REVIEW: ‘Strange Academy,’ Issue #3

Reading Time: 3 minutes

Strange Academy #3

Strange Academy #3 is published by Marvel Comics, written by Skottie Young, art by Humberto Ramos, colors by Edgar Delgado, and letters by Clayton Cowles. With classes underway, and the kids getting more acclimated to their new school, the weekend has come. And what better way to relax than to hit the streets. Especially when your school is just a walk away from New Orleans. But the Big Easy has always been a strong place for magic in the Marvel Universe, so these kids might just be in for a surprise or two.

Strange Academy #3 offers a solid mix of character building and fun. While many stories might suffer at this point, as set up creates what will be needed in the future, drags down the here and now, Young manages to avoid this pitfall splendidly. Just like when he was penning Middlewest, Young does a great job of disguising these slower moments with great character developments. This allows the story to do all the setup it needs without getting bogged down. And so much of what is shown, or even simply hinted at, is intriguing enough to make me want so much more.

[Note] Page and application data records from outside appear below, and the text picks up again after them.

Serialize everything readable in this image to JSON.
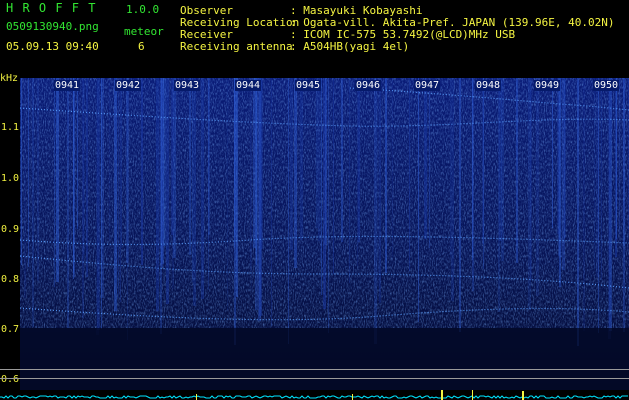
{
  "header": {
    "app_title": "H R O F F T",
    "version": "1.0.0",
    "filename": "0509130940.png",
    "meteor_label": "meteor",
    "datetime": "05.09.13 09:40",
    "meteor_count": "6",
    "info_labels": [
      "Observer",
      "Receiving Location",
      "Receiver",
      "Receiving antenna"
    ],
    "info_values": [
      ": Masayuki Kobayashi",
      ": Ogata-vill. Akita-Pref. JAPAN (139.96E, 40.02N)",
      ": ICOM IC-575 53.7492(@LCD)MHz USB",
      ": A504HB(yagi 4el)"
    ]
  },
  "axis": {
    "unit": "kHz",
    "frequency_ticks": [
      "1.1",
      "1.0",
      "0.9",
      "0.8",
      "0.7",
      "0.6"
    ],
    "time_ticks": [
      "0941",
      "0942",
      "0943",
      "0944",
      "0945",
      "0946",
      "0947",
      "0948",
      "0949",
      "0950"
    ]
  },
  "colors": {
    "header_text": "#32e632",
    "header_values": "#f5f542",
    "spectrogram_bg": "#06103a",
    "signal": "#3c7cff",
    "noise_trace": "#00e5ff"
  }
}
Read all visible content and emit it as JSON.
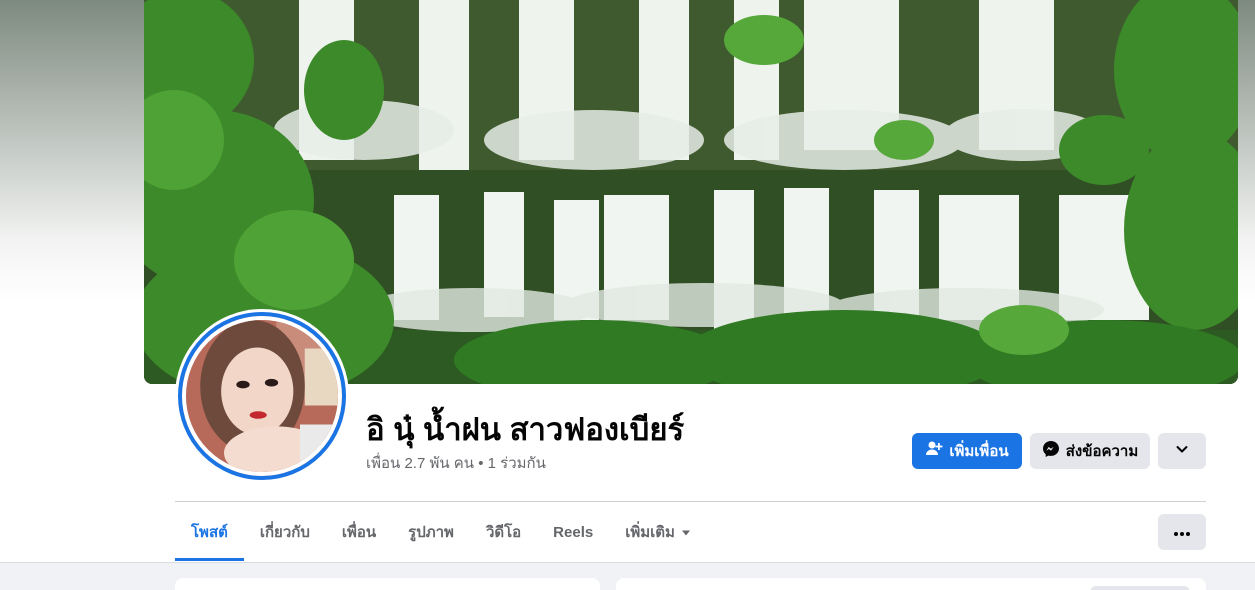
{
  "profile": {
    "name": "อิ นุ๋ น้ำฝน สาวฟองเบียร์",
    "friends_line": "เพื่อน 2.7 พัน คน • 1 ร่วมกัน"
  },
  "actions": {
    "add_friend_label": "เพิ่มเพื่อน",
    "message_label": "ส่งข้อความ"
  },
  "tabs": [
    {
      "label": "โพสต์",
      "active": true
    },
    {
      "label": "เกี่ยวกับ",
      "active": false
    },
    {
      "label": "เพื่อน",
      "active": false
    },
    {
      "label": "รูปภาพ",
      "active": false
    },
    {
      "label": "วิดีโอ",
      "active": false
    },
    {
      "label": "Reels",
      "active": false
    },
    {
      "label": "เพิ่มเติม",
      "active": false
    }
  ],
  "icons": {
    "add_friend": "person-add-icon",
    "message": "messenger-icon",
    "dropdown": "chevron-down-icon",
    "more_tab": "caret-down-icon",
    "options": "ellipsis-icon"
  },
  "colors": {
    "accent": "#1b74e4",
    "secondary_button": "#e4e6eb",
    "muted_text": "#65676b"
  }
}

With the character moments ranging in all sizes, from full scene stealers to small one panel interactions you could almost miss, everything in the panels of Strange Academy #3 feels worth taking note of. Even the story’s opening, with the Ancient One guiding the children through an exercise in utilizing the Eye of Agamotto, has interesting tidbits, for both the class as well as their school, sprinkled throughout. This utilization of the time Young implements to tell the story packs the pages without making the reader feel overwhelmed. So much is delivered so naturally, I suspect, as more of the story is revealed, readers will come back to these early issues and find hints and signs they had overlooked or forgotten.

The art of Strange Academy #3 does a great job balancing the two central themes of the story, magic, and kids. The magical is wonderfully breathtaking, especially in the opening scene of the story. The awesome creature design by artist Ramos, along with truly inspired colorwork on the part Delgado, delivers panels that can truly only be described as magical.

Even while the art goes all out in it’s more fantastical moments, it never forgets that at its core, it’s all about the kids. There is a playful energy that is interwoven throughout this story. As the kids bustle their way through the city, their enthusiasm at having reached that eternal goal of the weekend is palpable. This youthful joy delivers warmth to these characters that both serve to make the current issue fun, and sets up future hardships to hit all the more powerfully.

Lastly, Cowles does a wonderful job with this book’s lettering. Everything is presented in an easy to follow manner, and certain characters, with a bit more magic in their nature, get some extra touches to their dialogue. Giving their voices that extra something to stand them apart.

When all is said and done, Strange Academy #3 continues to deliver a fun story, while also building up its world in an often subtle way that doesn’t bog done the here and now. I look forward to seeing what’s in store next for these mages to be.

Strange Academy #3 is available now wherever comics are sold.

Strange Academy #3
4.5

TL;DR

When all is said and done, Strange Academy #3 continues to deliver a fun story, while also building up it’s world in an often subtle way that doesn’t bog done the here and now. I look forward to seeing what’s in store next for these mages to be.